Pilgrim Hospital at Boston is one of 17 hospitals named by the commission for having too few staff and the major health service workers’ union, Unison, says staff shortages are a long standing problem at Pilgrim.
Health Secretary Jeremy Hunt expects “swift action” to be taken by those named and has backed a call by nursing leaders for all hospitals to publish staffing levels twice a year and the evidence to support them.
The United Lincolnshire Hospitals Trust, which runs Pilgrim, declined to reveal staffing levels for a year ago when this newspaper asked for “then and now” figures.
We also asked if the trust considers the present staffing level to be safe – and whether the trust will publish staff numbers twice a year.
Trust communications officer Anna Temple said: “We review staffing levels on our wards on a daily basis and, where necessary, we use bank and agency staff to ensure safe staffing levels.
“The story we are talking about is based on an inspection the CQC did at Pilgrim in December 2011, and we have recruited additional staff since then.
“We currently have 2,066 whole time equivalent staff at Pilgrim, and have had some 354 new starters in the last calendar year.
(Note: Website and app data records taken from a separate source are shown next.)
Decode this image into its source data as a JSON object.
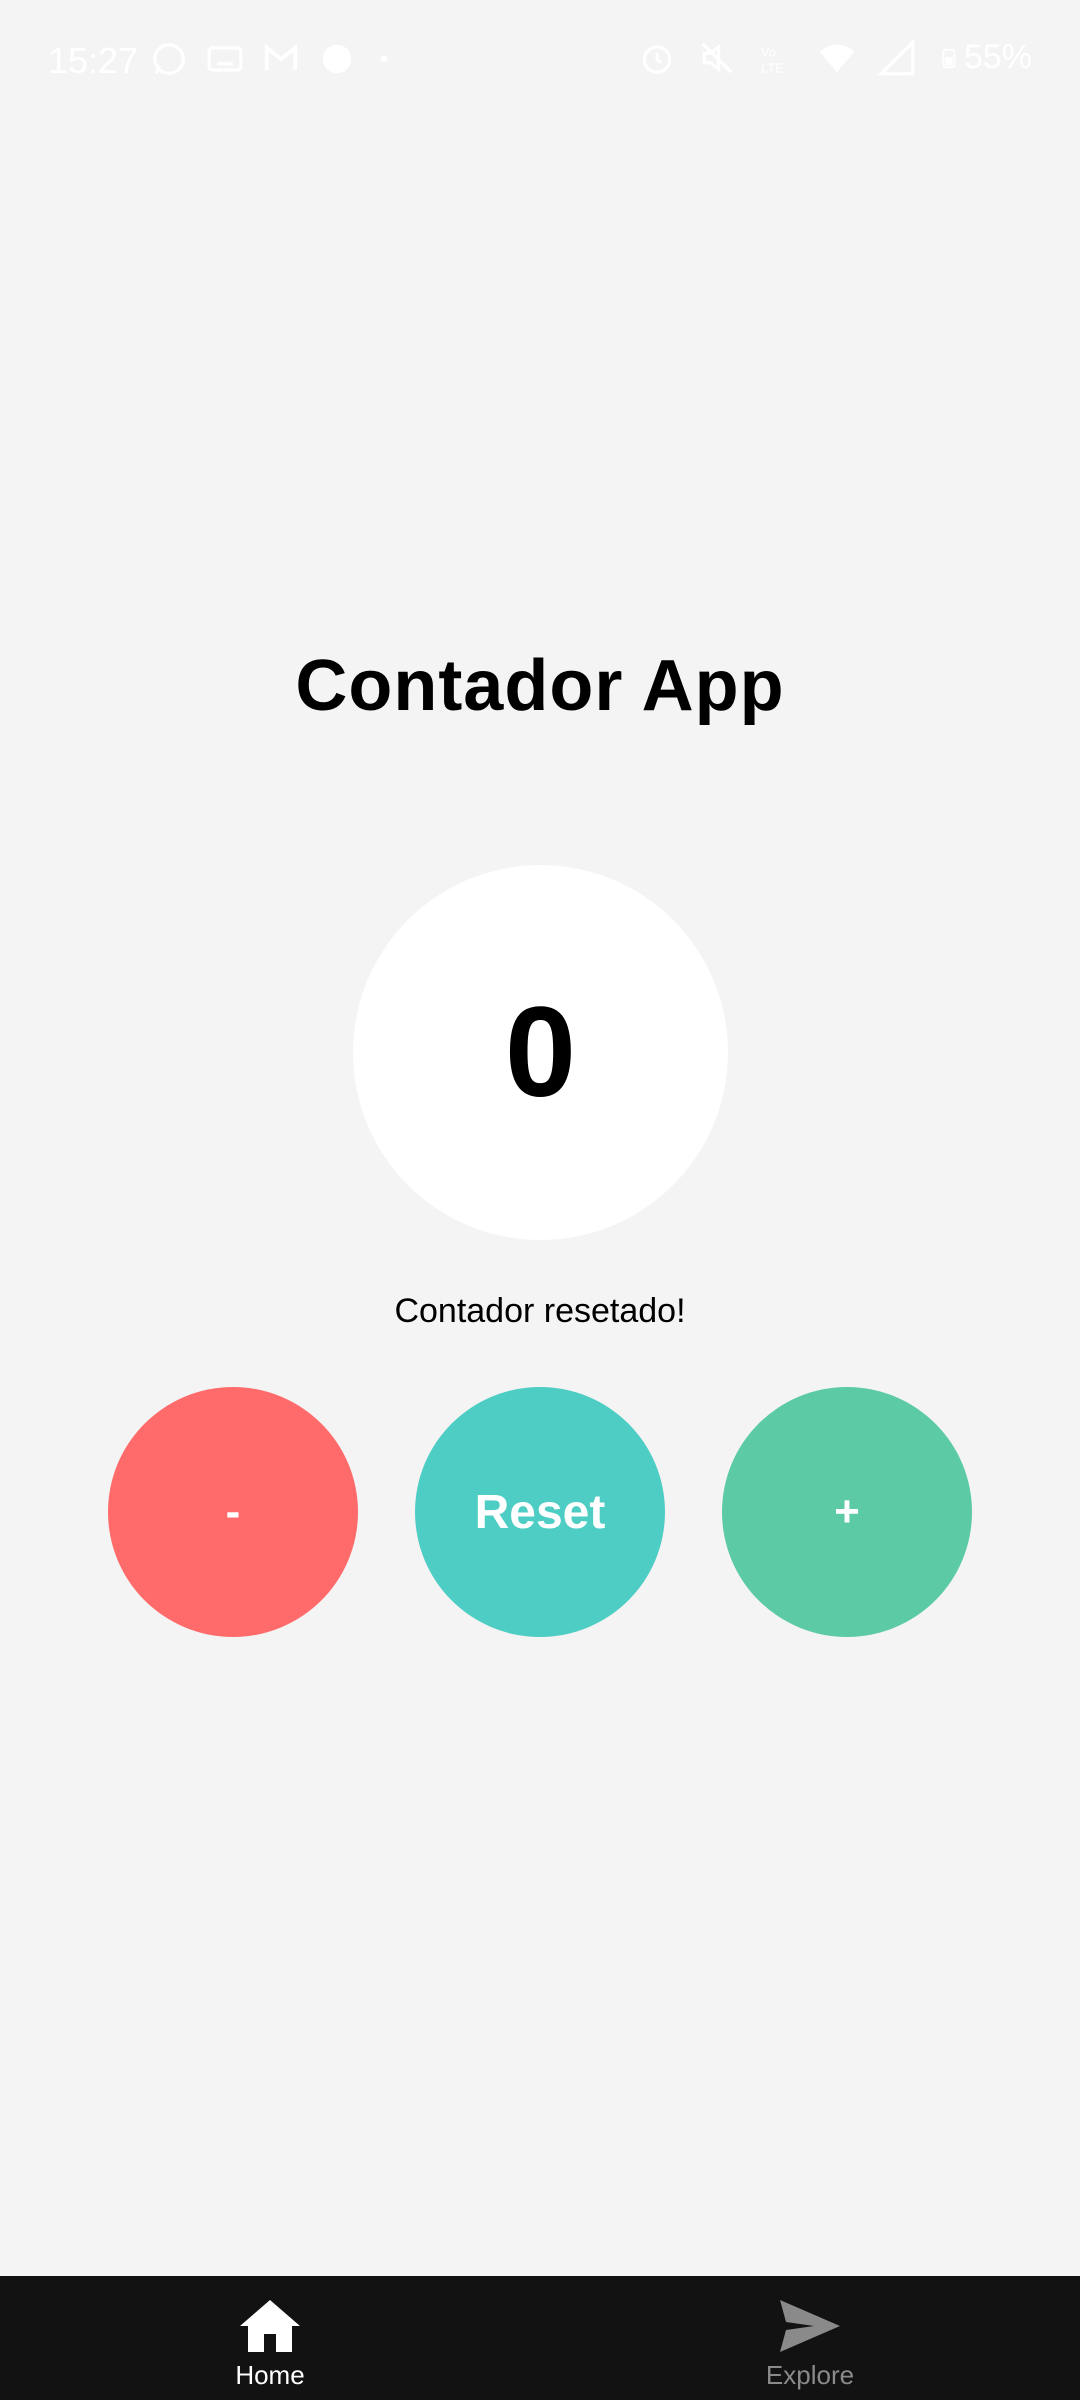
{
  "status_bar": {
    "time": "15:27",
    "battery": "55%",
    "left_icons": [
      "whatsapp-icon",
      "keyboard-icon",
      "gmail-icon",
      "globe-icon",
      "dot-icon"
    ],
    "right_icons": [
      "alarm-icon",
      "mute-icon",
      "volte-icon",
      "wifi-icon",
      "signal-icon",
      "battery-icon"
    ]
  },
  "app": {
    "title": "Contador App",
    "counter": "0",
    "message": "Contador resetado!"
  },
  "buttons": {
    "decrement": "-",
    "reset": "Reset",
    "increment": "+"
  },
  "colors": {
    "decrement": "#ff6b6b",
    "reset": "#4ecdc4",
    "increment": "#5ccaa4",
    "background": "#f4f4f4",
    "nav_background": "#121212"
  },
  "nav": {
    "home_label": "Home",
    "explore_label": "Explore",
    "home_icon": "home-icon",
    "explore_icon": "send-icon"
  }
}
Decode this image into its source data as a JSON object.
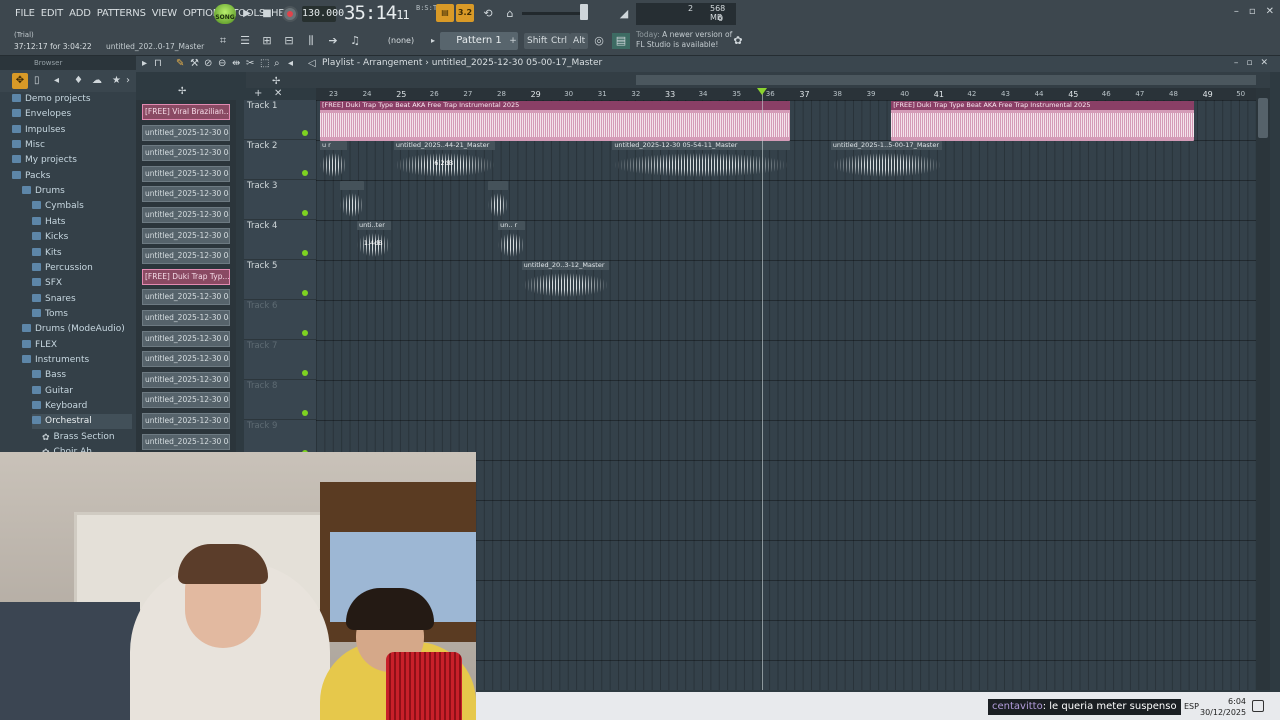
{
  "menu": [
    "FILE",
    "EDIT",
    "ADD",
    "PATTERNS",
    "VIEW",
    "OPTIONS",
    "TOOLS",
    "HELP"
  ],
  "transport": {
    "song_label": "SONG",
    "tempo": "130.000",
    "time": "35:14",
    "time_frac": "11",
    "time_unit": "B:S:T"
  },
  "toggles": {
    "metro": "3.2"
  },
  "cpu": {
    "voices": "2",
    "mem": "568 MB",
    "poly": "0"
  },
  "status": {
    "trial": "(Trial)",
    "hint_time": "37:12:17 for 3:04:22",
    "hint_file": "untitled_202..0-17_Master"
  },
  "pattern": {
    "none_label": "(none)",
    "name": "Pattern 1"
  },
  "modifiers": [
    "Shift",
    "Ctrl",
    "Alt"
  ],
  "news": {
    "line1_a": "Today:",
    "line1_b": "A newer version of",
    "line2": "FL Studio is available!"
  },
  "browser": {
    "title": "Browser",
    "items": [
      {
        "label": "Demo projects",
        "indent": 0
      },
      {
        "label": "Envelopes",
        "indent": 0
      },
      {
        "label": "Impulses",
        "indent": 0
      },
      {
        "label": "Misc",
        "indent": 0
      },
      {
        "label": "My projects",
        "indent": 0
      },
      {
        "label": "Packs",
        "indent": 0
      },
      {
        "label": "Drums",
        "indent": 1
      },
      {
        "label": "Cymbals",
        "indent": 2
      },
      {
        "label": "Hats",
        "indent": 2
      },
      {
        "label": "Kicks",
        "indent": 2
      },
      {
        "label": "Kits",
        "indent": 2
      },
      {
        "label": "Percussion",
        "indent": 2
      },
      {
        "label": "SFX",
        "indent": 2
      },
      {
        "label": "Snares",
        "indent": 2
      },
      {
        "label": "Toms",
        "indent": 2
      },
      {
        "label": "Drums (ModeAudio)",
        "indent": 1
      },
      {
        "label": "FLEX",
        "indent": 1
      },
      {
        "label": "Instruments",
        "indent": 1
      },
      {
        "label": "Bass",
        "indent": 2
      },
      {
        "label": "Guitar",
        "indent": 2
      },
      {
        "label": "Keyboard",
        "indent": 2
      },
      {
        "label": "Orchestral",
        "indent": 2
      },
      {
        "label": "Brass Section",
        "indent": 3
      },
      {
        "label": "Choir Ah",
        "indent": 3
      }
    ]
  },
  "clip_list": [
    {
      "label": "[FREE] Viral Brazilian...",
      "hl": true
    },
    {
      "label": "untitled_2025-12-30 04-",
      "hl": false
    },
    {
      "label": "untitled_2025-12-30 04-",
      "hl": false
    },
    {
      "label": "untitled_2025-12-30 04-",
      "hl": false
    },
    {
      "label": "untitled_2025-12-30 04-",
      "hl": false
    },
    {
      "label": "untitled_2025-12-30 04-",
      "hl": false
    },
    {
      "label": "untitled_2025-12-30 04-",
      "hl": false
    },
    {
      "label": "untitled_2025-12-30 04-",
      "hl": false
    },
    {
      "label": "[FREE] Duki Trap Typ...",
      "hl": true
    },
    {
      "label": "untitled_2025-12-30 04-",
      "hl": false
    },
    {
      "label": "untitled_2025-12-30 04-",
      "hl": false
    },
    {
      "label": "untitled_2025-12-30 04-",
      "hl": false
    },
    {
      "label": "untitled_2025-12-30 04-",
      "hl": false
    },
    {
      "label": "untitled_2025-12-30 04-",
      "hl": false
    },
    {
      "label": "untitled_2025-12-30 04-",
      "hl": false
    },
    {
      "label": "untitled_2025-12-30 04-",
      "hl": false
    },
    {
      "label": "untitled_2025-12-30 04-",
      "hl": false
    }
  ],
  "playlist": {
    "title": "Playlist - Arrangement",
    "separator": "›",
    "pattern": "untitled_2025-12-30 05-00-17_Master",
    "ruler": [
      "23",
      "24",
      "25",
      "26",
      "27",
      "28",
      "29",
      "30",
      "31",
      "32",
      "33",
      "34",
      "35",
      "36",
      "37",
      "38",
      "39",
      "40",
      "41",
      "42",
      "43",
      "44",
      "45",
      "46",
      "47",
      "48",
      "49",
      "50"
    ],
    "tracks": [
      "Track 1",
      "Track 2",
      "Track 3",
      "Track 4",
      "Track 5",
      "Track 6",
      "Track 7",
      "Track 8",
      "Track 9"
    ],
    "clips": [
      {
        "track": 0,
        "start": 23,
        "len": 14,
        "name": "[FREE] Duki Trap Type Beat AKA  Free Trap Instrumental 2025",
        "kind": "pink"
      },
      {
        "track": 0,
        "start": 40,
        "len": 9,
        "name": "[FREE] Duki Trap Type Beat AKA  Free Trap Instrumental 2025",
        "kind": "pink"
      },
      {
        "track": 1,
        "start": 23,
        "len": 0.8,
        "name": "u r",
        "kind": "grey"
      },
      {
        "track": 1,
        "start": 25.2,
        "len": 3,
        "name": "untitled_2025..44-21_Master",
        "kind": "grey",
        "db": "6.2dB"
      },
      {
        "track": 1,
        "start": 31.7,
        "len": 5.3,
        "name": "untitled_2025-12-30 05-54-11_Master",
        "kind": "grey"
      },
      {
        "track": 1,
        "start": 38.2,
        "len": 3.3,
        "name": "untitled_2025-1..5-00-17_Master",
        "kind": "grey"
      },
      {
        "track": 2,
        "start": 23.6,
        "len": 0.7,
        "name": "",
        "kind": "grey"
      },
      {
        "track": 2,
        "start": 28,
        "len": 0.6,
        "name": "",
        "kind": "grey"
      },
      {
        "track": 3,
        "start": 24.1,
        "len": 1,
        "name": "unti..ter",
        "kind": "grey",
        "db": "1.4dB"
      },
      {
        "track": 3,
        "start": 28.3,
        "len": 0.8,
        "name": "un.. r",
        "kind": "grey"
      },
      {
        "track": 4,
        "start": 29,
        "len": 2.6,
        "name": "untitled_20..3-12_Master",
        "kind": "grey"
      }
    ]
  },
  "chat": {
    "user": "centavitto",
    "message": ": le queria meter suspenso"
  },
  "tray": {
    "lang": "ESP",
    "time": "6:04",
    "date": "30/12/2025"
  }
}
Obviously some of these will replace people who have left in the year, but some will be additional too.
“We are planning to publish our staffing levels as suggested by Jeremy Hunt.”
Pilgrim Hospital made news in July 2011 after the Nursing and Midwifery Council pulled around 100 student nurses out of the hospital.
Unison spokesman Peter Savage said staffing levels were a part of the problem at that time because there were insufficient staff at the hospital to deliver proper training.
He said: “Staffing is a problem right across the NHS to be honest, but I think Pilgrim is at the extreme end of that.”
Mr Savage said there are 6,000 fewer nurses nationally now compared to the time of the General Election.
He said one of Pilgrim’s problems is that it is so remote and finds it difficult to pull in people from the outside.
The Care Quality Commission also criticised unsafe staffing at The Cavell Centre, Peterborough, which is run by the Cambridge and Peterborough NHS Foundation Trust, and Stamford and Rutland Hospital.
Chris Wilkinson, director of care quality and chief nurse at Stamford and Rutland Hospital, said steps have been taken to “ensure appropriate nurse staffing levels and care standards for patients” and staff levels are monitored daily.